--- Listed entries ---
________________
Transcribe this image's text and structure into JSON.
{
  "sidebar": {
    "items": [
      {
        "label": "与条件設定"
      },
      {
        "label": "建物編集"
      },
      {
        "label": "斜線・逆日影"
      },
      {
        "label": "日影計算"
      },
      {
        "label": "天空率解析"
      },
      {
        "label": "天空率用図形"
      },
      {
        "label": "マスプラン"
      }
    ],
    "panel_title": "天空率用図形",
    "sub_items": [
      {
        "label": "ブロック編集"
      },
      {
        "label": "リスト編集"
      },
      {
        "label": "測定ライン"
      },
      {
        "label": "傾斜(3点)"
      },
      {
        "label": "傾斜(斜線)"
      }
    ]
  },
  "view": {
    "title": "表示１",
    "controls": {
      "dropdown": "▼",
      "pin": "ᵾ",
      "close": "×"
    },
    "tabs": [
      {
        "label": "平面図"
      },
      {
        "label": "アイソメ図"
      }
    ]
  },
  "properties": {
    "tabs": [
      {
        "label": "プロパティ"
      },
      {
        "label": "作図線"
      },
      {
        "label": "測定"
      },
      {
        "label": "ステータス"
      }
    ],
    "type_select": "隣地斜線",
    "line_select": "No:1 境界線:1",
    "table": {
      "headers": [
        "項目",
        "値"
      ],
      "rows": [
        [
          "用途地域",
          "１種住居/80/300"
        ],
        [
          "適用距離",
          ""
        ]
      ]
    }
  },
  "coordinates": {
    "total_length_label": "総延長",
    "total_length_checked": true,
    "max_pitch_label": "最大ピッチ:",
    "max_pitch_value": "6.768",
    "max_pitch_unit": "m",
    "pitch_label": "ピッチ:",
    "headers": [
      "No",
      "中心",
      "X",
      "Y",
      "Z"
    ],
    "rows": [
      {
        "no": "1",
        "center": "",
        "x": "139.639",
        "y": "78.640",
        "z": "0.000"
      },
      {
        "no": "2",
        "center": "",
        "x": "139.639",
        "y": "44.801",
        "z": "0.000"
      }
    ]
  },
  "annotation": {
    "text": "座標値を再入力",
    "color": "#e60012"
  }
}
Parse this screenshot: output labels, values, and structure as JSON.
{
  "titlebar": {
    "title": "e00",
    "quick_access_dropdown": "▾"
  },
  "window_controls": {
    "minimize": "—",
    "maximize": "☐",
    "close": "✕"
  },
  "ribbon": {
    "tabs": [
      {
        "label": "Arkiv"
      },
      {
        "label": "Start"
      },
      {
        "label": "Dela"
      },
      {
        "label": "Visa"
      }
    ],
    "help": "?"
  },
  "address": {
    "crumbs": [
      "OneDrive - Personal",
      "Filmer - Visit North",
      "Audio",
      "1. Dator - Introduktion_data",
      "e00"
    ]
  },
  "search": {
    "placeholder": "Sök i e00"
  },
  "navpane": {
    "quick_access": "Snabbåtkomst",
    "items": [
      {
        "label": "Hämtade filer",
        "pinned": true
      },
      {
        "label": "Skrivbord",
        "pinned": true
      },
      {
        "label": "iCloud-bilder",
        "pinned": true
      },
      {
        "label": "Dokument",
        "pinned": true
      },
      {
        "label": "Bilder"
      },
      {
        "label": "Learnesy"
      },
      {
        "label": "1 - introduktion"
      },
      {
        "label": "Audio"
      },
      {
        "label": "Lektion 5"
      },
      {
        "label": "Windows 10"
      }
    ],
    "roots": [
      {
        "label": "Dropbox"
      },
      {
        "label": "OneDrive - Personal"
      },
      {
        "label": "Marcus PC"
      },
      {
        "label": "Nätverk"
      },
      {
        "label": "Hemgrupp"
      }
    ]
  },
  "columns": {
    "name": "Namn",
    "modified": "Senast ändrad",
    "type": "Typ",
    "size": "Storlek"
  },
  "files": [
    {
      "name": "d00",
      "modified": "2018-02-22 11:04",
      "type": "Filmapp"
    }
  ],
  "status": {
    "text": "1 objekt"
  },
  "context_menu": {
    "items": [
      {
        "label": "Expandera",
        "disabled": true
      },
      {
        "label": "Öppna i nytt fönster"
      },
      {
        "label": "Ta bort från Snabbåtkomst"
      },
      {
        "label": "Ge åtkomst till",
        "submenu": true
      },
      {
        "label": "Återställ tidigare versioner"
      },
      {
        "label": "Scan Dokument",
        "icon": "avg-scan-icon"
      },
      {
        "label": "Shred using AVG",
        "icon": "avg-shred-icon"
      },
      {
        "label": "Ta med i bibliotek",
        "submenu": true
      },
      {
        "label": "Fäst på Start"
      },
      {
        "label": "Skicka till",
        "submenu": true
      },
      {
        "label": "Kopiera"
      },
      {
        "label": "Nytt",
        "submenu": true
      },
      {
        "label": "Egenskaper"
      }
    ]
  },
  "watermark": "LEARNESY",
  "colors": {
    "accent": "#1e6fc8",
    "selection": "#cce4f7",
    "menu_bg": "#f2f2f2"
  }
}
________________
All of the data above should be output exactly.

--- The answer ---
Transcribe this image's text and structure into JSON.
{
  "sidebar": {
    "items": [
      {
        "label": "与条件設定"
      },
      {
        "label": "建物編集"
      },
      {
        "label": "斜線・逆日影"
      },
      {
        "label": "日影計算"
      },
      {
        "label": "天空率解析"
      },
      {
        "label": "天空率用図形"
      },
      {
        "label": "マスプラン"
      }
    ],
    "panel_title": "天空率用図形",
    "sub_items": [
      {
        "label": "ブロック編集"
      },
      {
        "label": "リスト編集"
      },
      {
        "label": "測定ライン"
      },
      {
        "label": "傾斜(3点)"
      },
      {
        "label": "傾斜(斜線)"
      }
    ]
  },
  "view": {
    "title": "表示１",
    "controls": {
      "dropdown": "▼",
      "pin": "ᵾ",
      "close": "×"
    },
    "tabs": [
      {
        "label": "平面図"
      },
      {
        "label": "アイソメ図"
      }
    ]
  },
  "properties": {
    "tabs": [
      {
        "label": "プロパティ"
      },
      {
        "label": "作図線"
      },
      {
        "label": "測定"
      },
      {
        "label": "ステータス"
      }
    ],
    "type_select": "隣地斜線",
    "line_select": "No:1 境界線:1",
    "table": {
      "headers": [
        "項目",
        "値"
      ],
      "rows": [
        [
          "用途地域",
          "１種住居/80/300"
        ],
        [
          "適用距離",
          ""
        ]
      ]
    }
  },
  "coordinates": {
    "total_length_label": "総延長",
    "total_length_checked": true,
    "max_pitch_label": "最大ピッチ:",
    "max_pitch_value": "6.768",
    "max_pitch_unit": "m",
    "pitch_label": "ピッチ:",
    "headers": [
      "No",
      "中心",
      "X",
      "Y",
      "Z"
    ],
    "rows": [
      {
        "no": "1",
        "center": "",
        "x": "139.639",
        "y": "78.640",
        "z": "0.000"
      },
      {
        "no": "2",
        "center": "",
        "x": "139.639",
        "y": "44.801",
        "z": "0.000"
      }
    ]
  },
  "annotation": {
    "text": "座標値を再入力",
    "color": "#e60012"
  }
}
Parse this screenshot: output labels, values, and structure as JSON.
{
  "titlebar": {
    "title": "e00",
    "quick_access_dropdown": "▾"
  },
  "window_controls": {
    "minimize": "—",
    "maximize": "☐",
    "close": "✕"
  },
  "ribbon": {
    "tabs": [
      {
        "label": "Arkiv"
      },
      {
        "label": "Start"
      },
      {
        "label": "Dela"
      },
      {
        "label": "Visa"
      }
    ],
    "help": "?"
  },
  "address": {
    "crumbs": [
      "OneDrive - Personal",
      "Filmer - Visit North",
      "Audio",
      "1. Dator - Introduktion_data",
      "e00"
    ]
  },
  "search": {
    "placeholder": "Sök i e00"
  },
  "navpane": {
    "quick_access": "Snabbåtkomst",
    "items": [
      {
        "label": "Hämtade filer",
        "pinned": true
      },
      {
        "label": "Skrivbord",
        "pinned": true
      },
      {
        "label": "iCloud-bilder",
        "pinned": true
      },
      {
        "label": "Dokument",
        "pinned": true
      },
      {
        "label": "Bilder"
      },
      {
        "label": "Learnesy"
      },
      {
        "label": "1 - introduktion"
      },
      {
        "label": "Audio"
      },
      {
        "label": "Lektion 5"
      },
      {
        "label": "Windows 10"
      }
    ],
    "roots": [
      {
        "label": "Dropbox"
      },
      {
        "label": "OneDrive - Personal"
      },
      {
        "label": "Marcus PC"
      },
      {
        "label": "Nätverk"
      },
      {
        "label": "Hemgrupp"
      }
    ]
  },
  "columns": {
    "name": "Namn",
    "modified": "Senast ändrad",
    "type": "Typ",
    "size": "Storlek"
  },
  "files": [
    {
      "name": "d00",
      "modified": "2018-02-22 11:04",
      "type": "Filmapp"
    }
  ],
  "status": {
    "text": "1 objekt"
  },
  "context_menu": {
    "items": [
      {
        "label": "Expandera",
        "disabled": true
      },
      {
        "label": "Öppna i nytt fönster"
      },
      {
        "label": "Ta bort från Snabbåtkomst"
      },
      {
        "label": "Ge åtkomst till",
        "submenu": true
      },
      {
        "label": "Återställ tidigare versioner"
      },
      {
        "label": "Scan Dokument",
        "icon": "avg-scan-icon"
      },
      {
        "label": "Shred using AVG",
        "icon": "avg-shred-icon"
      },
      {
        "label": "Ta med i bibliotek",
        "submenu": true
      },
      {
        "label": "Fäst på Start"
      },
      {
        "label": "Skicka till",
        "submenu": true
      },
      {
        "label": "Kopiera"
      },
      {
        "label": "Nytt",
        "submenu": true
      },
      {
        "label": "Egenskaper"
      }
    ]
  },
  "watermark": "LEARNESY",
  "colors": {
    "accent": "#1e6fc8",
    "selection": "#cce4f7",
    "menu_bg": "#f2f2f2"
  }
}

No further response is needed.